» **TASK TO CARRY OUT**: Every word in the data below belongs in your copy, exactly as given; the pictures do not.

» **Records from a dataset**:

____

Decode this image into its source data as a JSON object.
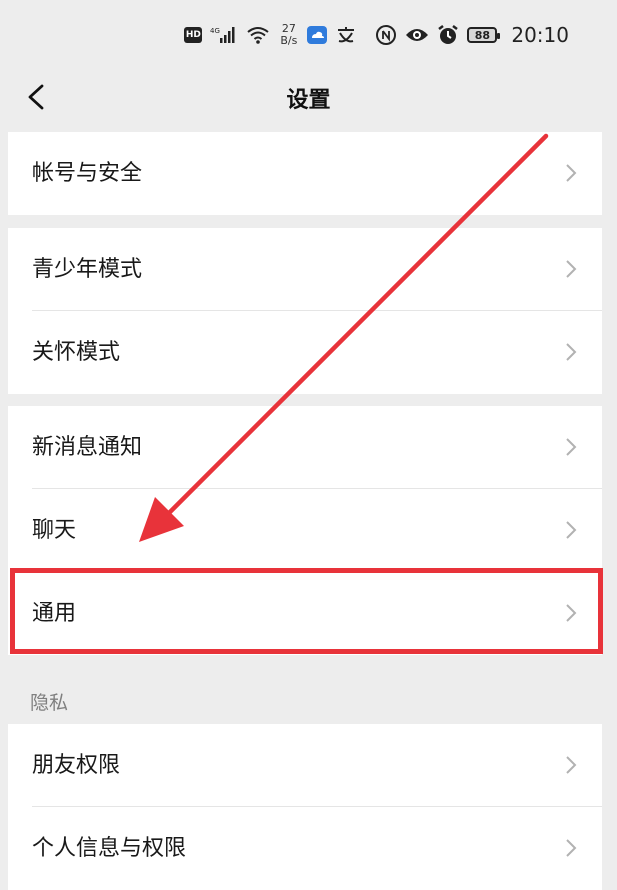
{
  "status_bar": {
    "hd_badge": "HD",
    "network": "4G",
    "net_speed_value": "27",
    "net_speed_unit": "B/s",
    "battery": "88",
    "time": "20:10",
    "icons": [
      "hd-icon",
      "signal-icon",
      "wifi-icon",
      "weather-icon",
      "translate-icon",
      "nfc-icon",
      "eye-icon",
      "alarm-icon",
      "battery-icon"
    ]
  },
  "nav": {
    "back_icon": "chevron-left-icon",
    "title": "设置"
  },
  "groups": [
    {
      "items": [
        {
          "label": "帐号与安全"
        }
      ]
    },
    {
      "items": [
        {
          "label": "青少年模式"
        },
        {
          "label": "关怀模式"
        }
      ]
    },
    {
      "items": [
        {
          "label": "新消息通知"
        },
        {
          "label": "聊天"
        },
        {
          "label": "通用"
        }
      ]
    },
    {
      "header": "隐私",
      "items": [
        {
          "label": "朋友权限"
        },
        {
          "label": "个人信息与权限"
        }
      ]
    }
  ],
  "annotation": {
    "highlighted_item": "通用",
    "color": "#e8333a"
  },
  "colors": {
    "background": "#ededed",
    "card": "#ffffff",
    "text": "#191919",
    "secondary_text": "#7f7f7f",
    "chevron": "#b2b2b2",
    "annotation_red": "#e8333a"
  }
}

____

» **WRITTEN SOLUTION**:
Decode this image into its source data as a JSON object.
{
  "status_bar": {
    "hd_badge": "HD",
    "network": "4G",
    "net_speed_value": "27",
    "net_speed_unit": "B/s",
    "battery": "88",
    "time": "20:10",
    "icons": [
      "hd-icon",
      "signal-icon",
      "wifi-icon",
      "weather-icon",
      "translate-icon",
      "nfc-icon",
      "eye-icon",
      "alarm-icon",
      "battery-icon"
    ]
  },
  "nav": {
    "back_icon": "chevron-left-icon",
    "title": "设置"
  },
  "groups": [
    {
      "items": [
        {
          "label": "帐号与安全"
        }
      ]
    },
    {
      "items": [
        {
          "label": "青少年模式"
        },
        {
          "label": "关怀模式"
        }
      ]
    },
    {
      "items": [
        {
          "label": "新消息通知"
        },
        {
          "label": "聊天"
        },
        {
          "label": "通用"
        }
      ]
    },
    {
      "header": "隐私",
      "items": [
        {
          "label": "朋友权限"
        },
        {
          "label": "个人信息与权限"
        }
      ]
    }
  ],
  "annotation": {
    "highlighted_item": "通用",
    "color": "#e8333a"
  },
  "colors": {
    "background": "#ededed",
    "card": "#ffffff",
    "text": "#191919",
    "secondary_text": "#7f7f7f",
    "chevron": "#b2b2b2",
    "annotation_red": "#e8333a"
  }
}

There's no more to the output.